***** Information *****

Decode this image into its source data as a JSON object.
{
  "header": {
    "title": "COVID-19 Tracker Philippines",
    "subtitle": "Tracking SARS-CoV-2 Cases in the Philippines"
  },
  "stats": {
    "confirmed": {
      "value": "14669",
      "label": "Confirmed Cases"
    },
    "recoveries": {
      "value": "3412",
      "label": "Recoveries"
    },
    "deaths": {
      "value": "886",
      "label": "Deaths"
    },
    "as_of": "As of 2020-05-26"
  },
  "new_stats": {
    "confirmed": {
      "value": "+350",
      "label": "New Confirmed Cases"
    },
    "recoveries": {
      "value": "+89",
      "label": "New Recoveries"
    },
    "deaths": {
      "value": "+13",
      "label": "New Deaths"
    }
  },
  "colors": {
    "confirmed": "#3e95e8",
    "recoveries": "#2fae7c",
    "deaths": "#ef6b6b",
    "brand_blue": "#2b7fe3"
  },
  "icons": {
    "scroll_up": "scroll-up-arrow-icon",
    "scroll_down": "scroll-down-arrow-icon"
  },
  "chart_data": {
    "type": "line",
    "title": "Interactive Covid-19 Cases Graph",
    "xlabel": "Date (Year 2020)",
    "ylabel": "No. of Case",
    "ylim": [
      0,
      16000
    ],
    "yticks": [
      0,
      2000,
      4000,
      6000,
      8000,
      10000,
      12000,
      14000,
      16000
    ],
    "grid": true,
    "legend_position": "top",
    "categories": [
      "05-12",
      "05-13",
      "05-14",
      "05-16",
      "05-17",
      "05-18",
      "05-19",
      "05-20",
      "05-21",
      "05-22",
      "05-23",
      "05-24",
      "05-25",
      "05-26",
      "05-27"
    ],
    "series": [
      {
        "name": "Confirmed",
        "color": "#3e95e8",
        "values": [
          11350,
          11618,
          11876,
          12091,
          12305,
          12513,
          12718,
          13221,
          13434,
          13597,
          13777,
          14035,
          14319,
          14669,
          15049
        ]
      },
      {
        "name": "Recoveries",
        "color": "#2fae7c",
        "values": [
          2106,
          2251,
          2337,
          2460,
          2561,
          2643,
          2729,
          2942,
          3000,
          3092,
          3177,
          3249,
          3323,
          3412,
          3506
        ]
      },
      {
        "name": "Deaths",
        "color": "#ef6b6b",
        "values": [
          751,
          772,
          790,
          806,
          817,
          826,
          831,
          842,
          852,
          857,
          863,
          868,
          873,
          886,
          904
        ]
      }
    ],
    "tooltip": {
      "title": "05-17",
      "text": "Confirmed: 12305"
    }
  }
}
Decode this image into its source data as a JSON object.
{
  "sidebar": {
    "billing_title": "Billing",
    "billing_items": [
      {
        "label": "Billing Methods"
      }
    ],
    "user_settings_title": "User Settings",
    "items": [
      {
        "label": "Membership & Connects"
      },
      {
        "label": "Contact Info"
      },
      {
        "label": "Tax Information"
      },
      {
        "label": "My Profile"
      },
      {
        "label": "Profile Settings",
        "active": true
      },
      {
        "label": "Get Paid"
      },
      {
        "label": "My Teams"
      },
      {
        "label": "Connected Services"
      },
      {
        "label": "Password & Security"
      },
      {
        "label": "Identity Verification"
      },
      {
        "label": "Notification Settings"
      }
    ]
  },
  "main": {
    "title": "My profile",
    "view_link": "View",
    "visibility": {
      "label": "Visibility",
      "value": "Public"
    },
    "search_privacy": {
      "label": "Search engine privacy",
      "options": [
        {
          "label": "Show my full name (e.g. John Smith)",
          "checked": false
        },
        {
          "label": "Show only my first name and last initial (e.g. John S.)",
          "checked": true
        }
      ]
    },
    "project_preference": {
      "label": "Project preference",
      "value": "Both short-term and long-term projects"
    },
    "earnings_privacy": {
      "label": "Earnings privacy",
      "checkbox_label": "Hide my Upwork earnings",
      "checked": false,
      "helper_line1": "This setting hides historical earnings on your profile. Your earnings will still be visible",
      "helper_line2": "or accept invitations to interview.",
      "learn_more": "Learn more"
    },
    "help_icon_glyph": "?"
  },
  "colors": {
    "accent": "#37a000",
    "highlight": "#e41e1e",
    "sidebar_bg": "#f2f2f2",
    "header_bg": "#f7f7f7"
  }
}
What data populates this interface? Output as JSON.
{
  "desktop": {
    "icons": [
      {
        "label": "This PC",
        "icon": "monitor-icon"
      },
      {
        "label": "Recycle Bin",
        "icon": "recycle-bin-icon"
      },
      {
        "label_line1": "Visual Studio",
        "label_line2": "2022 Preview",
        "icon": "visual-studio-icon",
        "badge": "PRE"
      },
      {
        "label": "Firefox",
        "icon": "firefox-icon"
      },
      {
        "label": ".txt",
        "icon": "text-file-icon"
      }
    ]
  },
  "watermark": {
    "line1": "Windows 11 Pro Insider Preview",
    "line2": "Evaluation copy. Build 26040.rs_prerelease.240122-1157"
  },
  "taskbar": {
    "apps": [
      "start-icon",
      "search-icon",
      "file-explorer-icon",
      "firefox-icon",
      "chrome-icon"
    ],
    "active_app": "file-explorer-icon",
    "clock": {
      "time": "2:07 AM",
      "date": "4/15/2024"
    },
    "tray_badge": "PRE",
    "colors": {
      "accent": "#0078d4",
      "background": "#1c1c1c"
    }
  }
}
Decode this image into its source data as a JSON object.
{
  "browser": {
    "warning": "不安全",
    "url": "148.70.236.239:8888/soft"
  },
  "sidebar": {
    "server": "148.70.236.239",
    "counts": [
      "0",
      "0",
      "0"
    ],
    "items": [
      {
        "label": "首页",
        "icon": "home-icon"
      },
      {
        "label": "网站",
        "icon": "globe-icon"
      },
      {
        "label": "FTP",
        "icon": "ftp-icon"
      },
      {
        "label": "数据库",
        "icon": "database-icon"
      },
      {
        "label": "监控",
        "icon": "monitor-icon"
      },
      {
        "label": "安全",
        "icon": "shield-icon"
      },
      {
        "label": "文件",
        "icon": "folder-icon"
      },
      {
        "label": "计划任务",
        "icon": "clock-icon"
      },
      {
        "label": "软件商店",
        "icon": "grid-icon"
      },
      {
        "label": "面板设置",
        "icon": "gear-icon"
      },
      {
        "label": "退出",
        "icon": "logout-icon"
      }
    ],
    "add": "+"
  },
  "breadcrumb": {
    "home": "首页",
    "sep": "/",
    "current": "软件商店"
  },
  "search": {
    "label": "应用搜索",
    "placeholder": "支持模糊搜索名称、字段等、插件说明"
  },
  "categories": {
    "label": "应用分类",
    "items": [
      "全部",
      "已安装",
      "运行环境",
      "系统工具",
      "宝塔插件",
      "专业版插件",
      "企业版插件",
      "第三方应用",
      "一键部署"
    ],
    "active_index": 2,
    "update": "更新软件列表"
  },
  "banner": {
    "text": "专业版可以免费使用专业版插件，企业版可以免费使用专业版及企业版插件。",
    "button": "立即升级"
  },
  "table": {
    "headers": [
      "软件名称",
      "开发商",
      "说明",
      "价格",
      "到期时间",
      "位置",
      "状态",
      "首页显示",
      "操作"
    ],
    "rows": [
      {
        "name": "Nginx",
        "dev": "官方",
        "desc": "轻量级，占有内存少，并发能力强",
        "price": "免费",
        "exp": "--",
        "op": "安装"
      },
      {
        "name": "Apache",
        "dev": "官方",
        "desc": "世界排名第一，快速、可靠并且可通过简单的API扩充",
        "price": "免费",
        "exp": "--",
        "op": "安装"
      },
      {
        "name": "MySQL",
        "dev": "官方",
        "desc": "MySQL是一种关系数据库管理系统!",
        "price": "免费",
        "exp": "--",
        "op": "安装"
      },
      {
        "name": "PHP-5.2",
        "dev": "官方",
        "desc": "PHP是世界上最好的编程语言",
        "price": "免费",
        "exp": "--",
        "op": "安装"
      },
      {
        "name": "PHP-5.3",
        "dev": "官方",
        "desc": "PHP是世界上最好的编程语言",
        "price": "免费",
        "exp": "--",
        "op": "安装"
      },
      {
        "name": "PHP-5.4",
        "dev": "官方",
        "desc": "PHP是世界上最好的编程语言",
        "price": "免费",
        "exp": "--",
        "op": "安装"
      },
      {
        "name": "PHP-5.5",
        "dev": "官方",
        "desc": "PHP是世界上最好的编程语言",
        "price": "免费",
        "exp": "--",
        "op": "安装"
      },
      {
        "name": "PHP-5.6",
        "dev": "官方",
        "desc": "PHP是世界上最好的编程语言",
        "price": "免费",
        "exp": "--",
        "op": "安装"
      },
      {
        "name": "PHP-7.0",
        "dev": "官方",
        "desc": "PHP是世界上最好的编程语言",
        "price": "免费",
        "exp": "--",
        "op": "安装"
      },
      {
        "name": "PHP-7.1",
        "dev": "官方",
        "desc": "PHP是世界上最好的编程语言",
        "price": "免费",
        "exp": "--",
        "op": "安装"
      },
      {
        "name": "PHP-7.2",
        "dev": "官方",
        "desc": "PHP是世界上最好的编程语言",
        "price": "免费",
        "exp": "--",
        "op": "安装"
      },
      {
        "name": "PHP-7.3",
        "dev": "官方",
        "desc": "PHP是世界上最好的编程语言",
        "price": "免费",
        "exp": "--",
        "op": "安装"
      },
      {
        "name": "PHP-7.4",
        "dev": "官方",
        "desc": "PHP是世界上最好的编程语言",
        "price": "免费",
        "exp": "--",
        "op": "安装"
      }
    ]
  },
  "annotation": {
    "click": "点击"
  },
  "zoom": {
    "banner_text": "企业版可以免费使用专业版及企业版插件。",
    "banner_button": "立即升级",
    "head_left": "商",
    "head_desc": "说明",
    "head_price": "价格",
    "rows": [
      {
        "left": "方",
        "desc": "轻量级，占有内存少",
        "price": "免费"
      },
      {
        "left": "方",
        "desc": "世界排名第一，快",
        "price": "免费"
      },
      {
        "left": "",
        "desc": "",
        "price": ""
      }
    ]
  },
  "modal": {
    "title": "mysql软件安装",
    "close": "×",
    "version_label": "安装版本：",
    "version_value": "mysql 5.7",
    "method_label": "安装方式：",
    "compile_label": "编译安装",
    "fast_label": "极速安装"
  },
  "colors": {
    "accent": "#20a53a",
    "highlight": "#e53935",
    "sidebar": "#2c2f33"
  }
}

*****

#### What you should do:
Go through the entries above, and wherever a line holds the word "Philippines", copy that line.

#### Answer to this exercise:
    "title": "COVID-19 Tracker Philippines",
    "subtitle": "Tracking SARS-CoV-2 Cases in the Philippines"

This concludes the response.